And these are the habits corporate and financial institution leaders must adopt to support that human sustainability:
- Give employees control over when, where, and how work gets done. As more companies move to flexible models, there are increasing examples of this, including allowing people to choose staggered working hours (for example, 8-4 or 10-6), to work remotely all or some of the time, to condense a full work-week into four days instead of five. There’s a corporate benefit to this even beyond the larger goal of happier employees (which we know also fosters productivity). With fewer people in the office on any given day, office space (and its corresponding budget) can be reduced. Not only that, with fewer people commuting to the workplace, carbon emissions will also be reduced. Corporate culture is not built by side conversations at the water cooler, and during office gossip at lunch time, and during hours that are wasted due to commuting. Culture is built around shared values and acting on those values, and ensuring employees feel valued, supported, safe, and heard at a time when the world is continuously experiencing renewed shocks and difficulties such as unprecedented wildfires, droughts, floods, lack of clean water, racial injustice, school shootings, war, and rising food and energy prices.
- Create an environment that encourages open discourse. From mental health to DEI, employees should feel comfortable bringing up these and other topics with coworkers. What’s more, as people get in the habit of having frank, open discussions and collaboration on these types of issues, it will further encourage open discussion and collaboration of all kinds—including innovative thinking around policy, impact investing, climate, and sustainability.
- Foster a culture that actually supports and encourages use of the employee benefits and programs. Lead by example, from the C-suite on down. Take vacation time—and disconnect from Slack, email, and Zoom while you’re OOO. Support employees who take advantage of tuition reimbursement programs, even when it means they need to shift their hours to make it to class. Speak to employees to understand their experience and needs, then create in-house events and programs to support them. Afterwards, use surveys and testimonials to measure impact, then use that data to further refine your company’s future wellness offerings.

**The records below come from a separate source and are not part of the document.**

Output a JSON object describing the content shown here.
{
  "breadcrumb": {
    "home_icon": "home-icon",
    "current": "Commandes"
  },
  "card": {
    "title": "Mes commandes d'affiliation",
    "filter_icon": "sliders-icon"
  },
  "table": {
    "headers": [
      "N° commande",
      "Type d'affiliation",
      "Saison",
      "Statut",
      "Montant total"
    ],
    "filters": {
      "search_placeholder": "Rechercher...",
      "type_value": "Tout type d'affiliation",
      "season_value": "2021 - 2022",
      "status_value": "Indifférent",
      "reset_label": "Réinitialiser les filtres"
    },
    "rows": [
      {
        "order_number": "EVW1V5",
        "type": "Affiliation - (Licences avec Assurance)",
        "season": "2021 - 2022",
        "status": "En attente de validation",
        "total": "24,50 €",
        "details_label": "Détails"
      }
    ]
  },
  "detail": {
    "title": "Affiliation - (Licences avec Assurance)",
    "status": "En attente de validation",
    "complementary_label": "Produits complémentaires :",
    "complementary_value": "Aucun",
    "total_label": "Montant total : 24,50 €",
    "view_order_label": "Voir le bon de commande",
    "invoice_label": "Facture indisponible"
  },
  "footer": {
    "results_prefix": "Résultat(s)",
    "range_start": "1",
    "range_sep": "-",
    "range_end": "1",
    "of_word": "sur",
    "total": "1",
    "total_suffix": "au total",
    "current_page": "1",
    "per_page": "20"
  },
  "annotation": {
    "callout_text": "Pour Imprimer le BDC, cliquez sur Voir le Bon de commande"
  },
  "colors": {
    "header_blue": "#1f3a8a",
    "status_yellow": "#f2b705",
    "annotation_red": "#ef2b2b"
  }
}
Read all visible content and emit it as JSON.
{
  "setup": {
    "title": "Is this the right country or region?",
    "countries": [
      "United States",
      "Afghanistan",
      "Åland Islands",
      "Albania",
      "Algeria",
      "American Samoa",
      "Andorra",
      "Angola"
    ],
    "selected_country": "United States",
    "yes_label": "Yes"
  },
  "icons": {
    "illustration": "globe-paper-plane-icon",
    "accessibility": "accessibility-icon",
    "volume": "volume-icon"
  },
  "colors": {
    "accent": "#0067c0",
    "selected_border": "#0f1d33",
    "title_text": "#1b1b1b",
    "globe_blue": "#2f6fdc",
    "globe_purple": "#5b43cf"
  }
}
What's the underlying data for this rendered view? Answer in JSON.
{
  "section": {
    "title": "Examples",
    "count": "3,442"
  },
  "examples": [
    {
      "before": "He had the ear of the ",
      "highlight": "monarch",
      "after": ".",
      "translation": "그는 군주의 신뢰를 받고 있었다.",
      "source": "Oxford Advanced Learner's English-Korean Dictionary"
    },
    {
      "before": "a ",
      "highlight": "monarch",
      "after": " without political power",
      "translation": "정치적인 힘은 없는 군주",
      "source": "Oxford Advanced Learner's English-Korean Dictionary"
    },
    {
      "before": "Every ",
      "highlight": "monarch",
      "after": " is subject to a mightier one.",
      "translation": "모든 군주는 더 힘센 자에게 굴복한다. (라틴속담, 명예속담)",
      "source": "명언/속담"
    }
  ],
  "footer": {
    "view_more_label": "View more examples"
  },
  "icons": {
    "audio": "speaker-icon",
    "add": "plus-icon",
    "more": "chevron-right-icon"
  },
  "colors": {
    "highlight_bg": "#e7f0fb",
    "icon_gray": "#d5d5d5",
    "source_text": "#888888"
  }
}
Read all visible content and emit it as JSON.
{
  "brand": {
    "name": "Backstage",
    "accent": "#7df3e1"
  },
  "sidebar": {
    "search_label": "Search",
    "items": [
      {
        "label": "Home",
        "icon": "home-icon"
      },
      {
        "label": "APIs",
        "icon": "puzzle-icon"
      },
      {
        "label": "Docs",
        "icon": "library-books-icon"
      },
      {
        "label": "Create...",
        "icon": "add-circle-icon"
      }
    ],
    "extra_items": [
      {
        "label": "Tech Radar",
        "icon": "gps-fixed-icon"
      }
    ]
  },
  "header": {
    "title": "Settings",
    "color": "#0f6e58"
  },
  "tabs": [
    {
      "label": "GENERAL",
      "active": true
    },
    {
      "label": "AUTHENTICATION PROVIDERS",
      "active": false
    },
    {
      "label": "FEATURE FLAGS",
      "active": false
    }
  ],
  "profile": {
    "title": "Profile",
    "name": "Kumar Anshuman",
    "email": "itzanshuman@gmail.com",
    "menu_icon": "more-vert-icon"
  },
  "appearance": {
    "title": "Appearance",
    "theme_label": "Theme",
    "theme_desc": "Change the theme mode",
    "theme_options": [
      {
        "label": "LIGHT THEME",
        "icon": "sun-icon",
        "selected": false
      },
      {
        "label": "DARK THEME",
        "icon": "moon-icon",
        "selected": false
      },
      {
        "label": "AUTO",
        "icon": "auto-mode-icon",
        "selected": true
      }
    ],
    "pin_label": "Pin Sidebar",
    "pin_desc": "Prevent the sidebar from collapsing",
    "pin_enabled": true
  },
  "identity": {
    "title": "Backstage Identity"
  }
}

- Set goals for achieving workplace well-being—then aim to surpass them. In the same way that we look at earnings month-over-month or year-over-year, we should be looking at the numbers when it comes to employee well-being. What failed? What needs improvement? How can we innovate until we drive the global numbers of anger, stress, worry and sadness down for 10 straight years and counting?
Well-being, like ESG, is a shared responsibility. We all have a part to play in driving up global happiness and life satisfaction and driving down workplace burnout. In achieving that, we will make room for stronger connections with one another, with our communities, and with our planet. We will build empathy—one of my valuable traits in today’s society. And from those places of connection and joy, we can innovate on solutions to problems that will have a positive impact on all of us—now, and for generations to come.